## Task brief
Which lines below contain "ingen"? Copy every one of them.

## Stored records
_ _ _ _ _

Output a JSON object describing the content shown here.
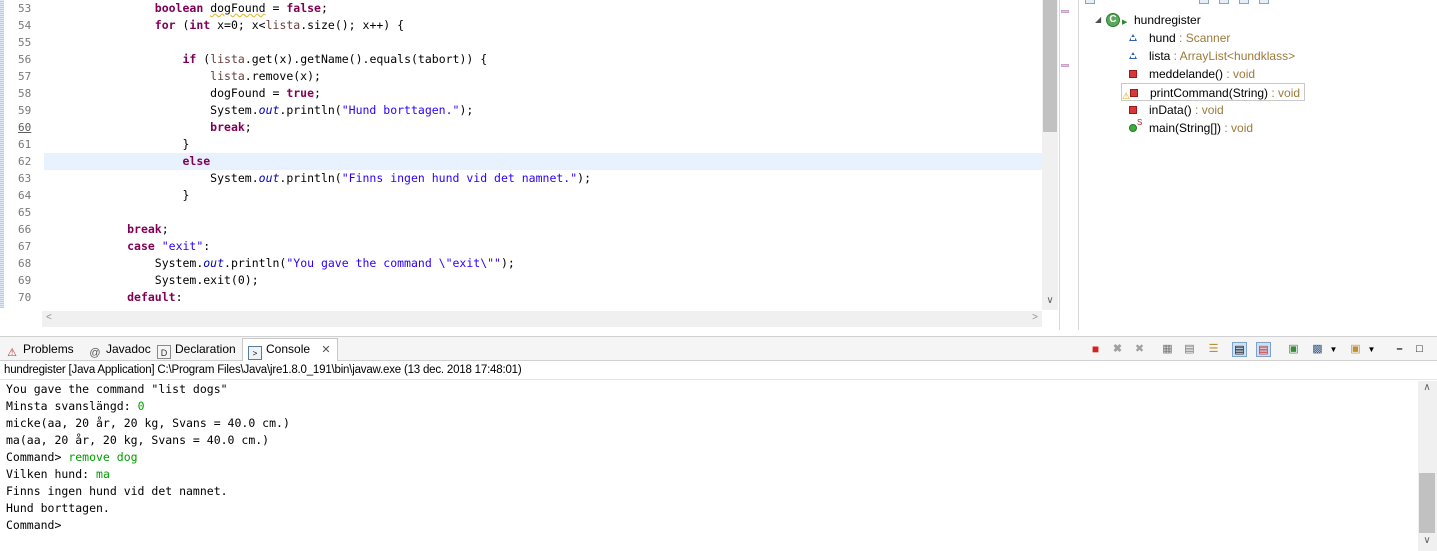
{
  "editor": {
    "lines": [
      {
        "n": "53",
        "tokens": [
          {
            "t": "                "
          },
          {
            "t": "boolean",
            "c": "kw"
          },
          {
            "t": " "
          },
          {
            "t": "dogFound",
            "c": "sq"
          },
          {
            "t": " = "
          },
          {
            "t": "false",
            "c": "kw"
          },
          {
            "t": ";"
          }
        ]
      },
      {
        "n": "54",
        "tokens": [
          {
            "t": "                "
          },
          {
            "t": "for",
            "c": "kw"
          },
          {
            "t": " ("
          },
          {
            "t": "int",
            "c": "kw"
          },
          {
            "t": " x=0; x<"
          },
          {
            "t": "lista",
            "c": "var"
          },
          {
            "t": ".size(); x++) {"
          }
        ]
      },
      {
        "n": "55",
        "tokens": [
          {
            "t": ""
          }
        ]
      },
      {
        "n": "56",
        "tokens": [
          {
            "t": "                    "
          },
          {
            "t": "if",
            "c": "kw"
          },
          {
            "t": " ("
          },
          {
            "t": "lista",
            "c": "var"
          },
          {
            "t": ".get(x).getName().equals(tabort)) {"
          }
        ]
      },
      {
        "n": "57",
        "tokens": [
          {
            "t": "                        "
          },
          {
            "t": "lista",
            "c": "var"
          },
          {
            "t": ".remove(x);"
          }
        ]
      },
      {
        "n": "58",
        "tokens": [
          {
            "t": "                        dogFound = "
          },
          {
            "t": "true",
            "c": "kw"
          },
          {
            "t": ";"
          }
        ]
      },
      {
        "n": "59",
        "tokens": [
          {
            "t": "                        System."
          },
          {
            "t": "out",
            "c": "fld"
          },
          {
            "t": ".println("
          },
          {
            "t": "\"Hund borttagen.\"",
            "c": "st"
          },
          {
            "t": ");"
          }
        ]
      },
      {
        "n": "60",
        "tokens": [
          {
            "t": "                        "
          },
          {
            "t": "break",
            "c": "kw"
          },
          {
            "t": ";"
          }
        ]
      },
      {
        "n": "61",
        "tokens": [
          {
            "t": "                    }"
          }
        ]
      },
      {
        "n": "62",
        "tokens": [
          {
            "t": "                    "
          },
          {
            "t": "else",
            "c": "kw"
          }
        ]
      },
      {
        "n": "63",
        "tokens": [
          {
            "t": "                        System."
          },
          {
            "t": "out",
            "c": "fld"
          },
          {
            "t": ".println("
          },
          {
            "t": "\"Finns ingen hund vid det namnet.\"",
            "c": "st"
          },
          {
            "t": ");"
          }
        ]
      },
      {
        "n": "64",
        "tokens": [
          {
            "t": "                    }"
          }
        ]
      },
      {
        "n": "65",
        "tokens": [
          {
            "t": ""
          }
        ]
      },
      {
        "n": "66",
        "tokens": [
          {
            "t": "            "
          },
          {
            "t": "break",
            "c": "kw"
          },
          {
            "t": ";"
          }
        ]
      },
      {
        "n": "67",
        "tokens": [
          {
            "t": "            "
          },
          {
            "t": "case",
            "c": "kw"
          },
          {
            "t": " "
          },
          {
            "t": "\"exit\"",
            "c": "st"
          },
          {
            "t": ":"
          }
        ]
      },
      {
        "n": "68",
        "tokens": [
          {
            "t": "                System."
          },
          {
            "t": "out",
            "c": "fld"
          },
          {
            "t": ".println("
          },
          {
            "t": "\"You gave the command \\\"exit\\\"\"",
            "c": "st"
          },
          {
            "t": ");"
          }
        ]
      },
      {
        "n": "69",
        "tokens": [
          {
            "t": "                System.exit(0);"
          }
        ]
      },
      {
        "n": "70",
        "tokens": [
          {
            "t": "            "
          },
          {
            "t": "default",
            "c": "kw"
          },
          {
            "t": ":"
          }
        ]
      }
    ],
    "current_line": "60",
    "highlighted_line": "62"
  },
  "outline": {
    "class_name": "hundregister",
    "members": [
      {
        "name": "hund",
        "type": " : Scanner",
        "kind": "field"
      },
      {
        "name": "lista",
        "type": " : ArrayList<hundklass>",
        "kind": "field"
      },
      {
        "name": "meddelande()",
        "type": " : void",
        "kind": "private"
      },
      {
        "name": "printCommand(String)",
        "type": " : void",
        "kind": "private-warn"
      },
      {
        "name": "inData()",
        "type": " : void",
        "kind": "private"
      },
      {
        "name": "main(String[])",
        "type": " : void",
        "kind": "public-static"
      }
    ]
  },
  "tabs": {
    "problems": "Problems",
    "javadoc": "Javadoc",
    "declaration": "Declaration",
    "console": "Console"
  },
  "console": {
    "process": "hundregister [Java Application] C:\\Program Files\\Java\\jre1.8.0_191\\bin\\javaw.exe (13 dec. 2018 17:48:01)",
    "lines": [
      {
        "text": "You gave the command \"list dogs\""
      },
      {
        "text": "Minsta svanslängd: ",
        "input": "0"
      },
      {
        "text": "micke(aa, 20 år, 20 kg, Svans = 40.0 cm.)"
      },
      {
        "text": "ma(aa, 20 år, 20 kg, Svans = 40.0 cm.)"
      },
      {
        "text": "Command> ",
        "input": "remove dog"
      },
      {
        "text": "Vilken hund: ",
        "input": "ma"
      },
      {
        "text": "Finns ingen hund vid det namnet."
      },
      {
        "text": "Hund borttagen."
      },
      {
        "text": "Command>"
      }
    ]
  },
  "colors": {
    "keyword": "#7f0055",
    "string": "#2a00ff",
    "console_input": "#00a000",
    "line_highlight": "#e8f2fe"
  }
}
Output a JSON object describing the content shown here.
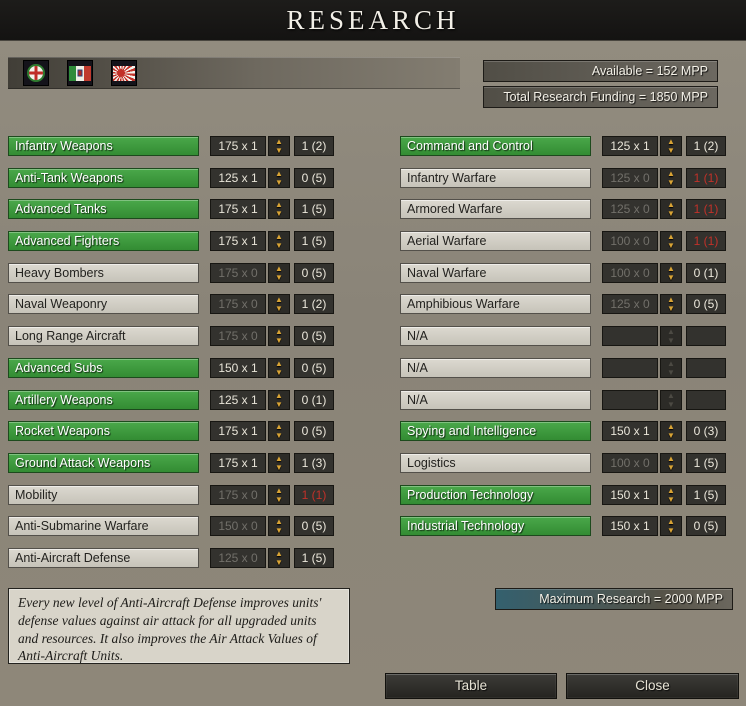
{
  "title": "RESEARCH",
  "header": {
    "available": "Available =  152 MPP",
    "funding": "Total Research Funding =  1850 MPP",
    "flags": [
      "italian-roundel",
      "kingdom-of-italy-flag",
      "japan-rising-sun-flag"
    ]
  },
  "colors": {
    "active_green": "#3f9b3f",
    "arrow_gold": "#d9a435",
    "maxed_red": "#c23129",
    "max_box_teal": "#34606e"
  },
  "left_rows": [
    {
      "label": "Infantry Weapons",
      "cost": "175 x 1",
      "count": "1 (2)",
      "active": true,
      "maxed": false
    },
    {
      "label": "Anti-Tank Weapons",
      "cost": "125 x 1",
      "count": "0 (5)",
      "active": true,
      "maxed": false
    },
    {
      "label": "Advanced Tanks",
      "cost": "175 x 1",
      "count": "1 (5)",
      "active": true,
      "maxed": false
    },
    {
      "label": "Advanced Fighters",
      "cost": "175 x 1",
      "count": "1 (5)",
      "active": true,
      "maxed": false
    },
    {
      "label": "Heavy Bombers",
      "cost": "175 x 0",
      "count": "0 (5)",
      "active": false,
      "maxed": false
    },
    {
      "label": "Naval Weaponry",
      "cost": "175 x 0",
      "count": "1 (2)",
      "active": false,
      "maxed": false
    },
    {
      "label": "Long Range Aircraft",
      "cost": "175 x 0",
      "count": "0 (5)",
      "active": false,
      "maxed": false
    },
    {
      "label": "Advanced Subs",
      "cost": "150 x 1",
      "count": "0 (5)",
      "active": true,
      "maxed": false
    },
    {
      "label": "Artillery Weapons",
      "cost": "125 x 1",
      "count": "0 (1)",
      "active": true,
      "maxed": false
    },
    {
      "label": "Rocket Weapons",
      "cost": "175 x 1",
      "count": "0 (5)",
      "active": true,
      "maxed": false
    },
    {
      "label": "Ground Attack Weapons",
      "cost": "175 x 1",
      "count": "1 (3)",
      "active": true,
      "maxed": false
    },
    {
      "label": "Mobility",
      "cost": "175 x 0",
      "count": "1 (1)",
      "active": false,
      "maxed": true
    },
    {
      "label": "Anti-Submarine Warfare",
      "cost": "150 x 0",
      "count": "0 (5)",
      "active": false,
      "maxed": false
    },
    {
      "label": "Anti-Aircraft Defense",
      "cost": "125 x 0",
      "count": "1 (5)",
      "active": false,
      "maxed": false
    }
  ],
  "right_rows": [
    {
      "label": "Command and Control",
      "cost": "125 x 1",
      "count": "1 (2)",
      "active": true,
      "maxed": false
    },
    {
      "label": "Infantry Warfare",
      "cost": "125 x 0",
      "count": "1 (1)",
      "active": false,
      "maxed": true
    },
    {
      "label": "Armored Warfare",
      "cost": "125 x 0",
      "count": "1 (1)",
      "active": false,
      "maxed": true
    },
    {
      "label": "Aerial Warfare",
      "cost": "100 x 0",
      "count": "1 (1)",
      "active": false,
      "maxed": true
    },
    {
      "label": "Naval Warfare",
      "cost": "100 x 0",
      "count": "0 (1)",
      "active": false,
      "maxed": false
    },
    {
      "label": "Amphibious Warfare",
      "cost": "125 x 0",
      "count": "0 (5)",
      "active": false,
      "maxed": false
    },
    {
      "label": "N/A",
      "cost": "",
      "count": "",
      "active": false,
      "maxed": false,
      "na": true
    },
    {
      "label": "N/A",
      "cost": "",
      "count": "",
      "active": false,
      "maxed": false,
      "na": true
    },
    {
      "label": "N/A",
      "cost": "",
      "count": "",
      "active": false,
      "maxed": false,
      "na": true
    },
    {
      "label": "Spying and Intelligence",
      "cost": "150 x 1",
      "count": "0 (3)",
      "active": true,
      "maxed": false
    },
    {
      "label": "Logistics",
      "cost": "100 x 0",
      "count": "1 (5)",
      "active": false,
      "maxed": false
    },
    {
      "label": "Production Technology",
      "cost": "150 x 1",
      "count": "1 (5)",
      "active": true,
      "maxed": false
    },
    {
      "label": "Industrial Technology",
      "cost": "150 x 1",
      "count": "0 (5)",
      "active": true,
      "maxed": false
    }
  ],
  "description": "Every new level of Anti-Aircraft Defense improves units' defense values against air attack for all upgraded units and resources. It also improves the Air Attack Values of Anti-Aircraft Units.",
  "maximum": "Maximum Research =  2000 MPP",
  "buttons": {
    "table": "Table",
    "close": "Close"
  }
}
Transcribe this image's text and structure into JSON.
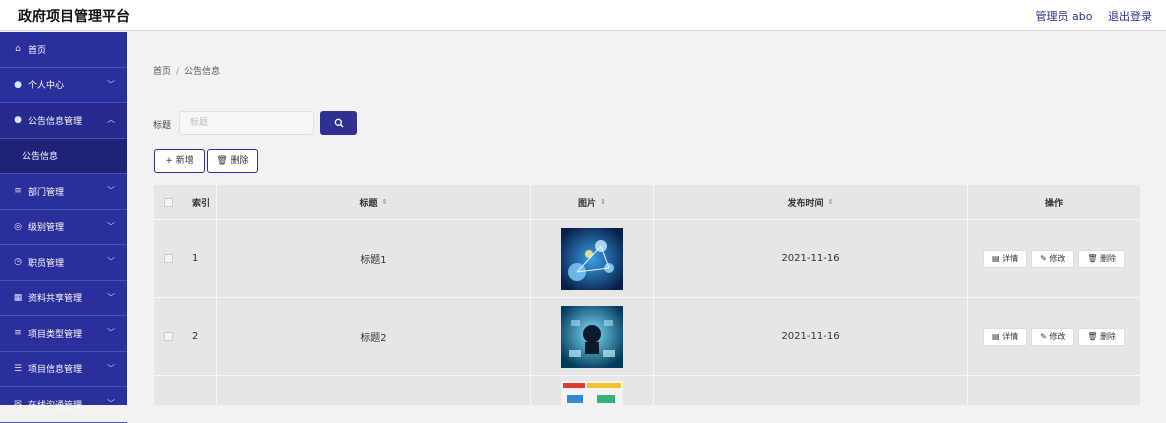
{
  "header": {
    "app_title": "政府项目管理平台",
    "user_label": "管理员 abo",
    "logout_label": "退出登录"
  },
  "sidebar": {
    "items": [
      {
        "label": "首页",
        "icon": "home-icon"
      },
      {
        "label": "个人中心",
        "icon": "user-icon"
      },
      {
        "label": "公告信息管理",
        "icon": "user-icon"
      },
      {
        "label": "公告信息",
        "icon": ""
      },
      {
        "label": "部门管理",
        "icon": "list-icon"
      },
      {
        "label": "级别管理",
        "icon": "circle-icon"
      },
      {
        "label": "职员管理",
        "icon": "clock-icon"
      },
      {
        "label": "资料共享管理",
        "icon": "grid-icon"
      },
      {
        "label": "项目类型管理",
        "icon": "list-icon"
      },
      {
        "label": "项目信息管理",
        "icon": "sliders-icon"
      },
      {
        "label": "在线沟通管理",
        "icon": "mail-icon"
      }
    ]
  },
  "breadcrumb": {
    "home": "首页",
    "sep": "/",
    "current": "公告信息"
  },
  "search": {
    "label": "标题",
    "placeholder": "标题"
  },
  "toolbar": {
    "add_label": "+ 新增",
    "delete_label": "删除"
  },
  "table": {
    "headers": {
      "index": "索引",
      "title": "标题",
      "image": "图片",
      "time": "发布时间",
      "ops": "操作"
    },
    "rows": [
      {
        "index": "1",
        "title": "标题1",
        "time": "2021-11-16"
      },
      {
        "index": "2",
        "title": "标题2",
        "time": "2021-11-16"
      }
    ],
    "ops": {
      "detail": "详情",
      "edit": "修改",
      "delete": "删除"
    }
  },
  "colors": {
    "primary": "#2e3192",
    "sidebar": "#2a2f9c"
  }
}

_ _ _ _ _

## Solution to the problem
            "t": "\"Finns ingen hund vid det namnet.\"",
        "text": "Finns ingen hund vid det namnet."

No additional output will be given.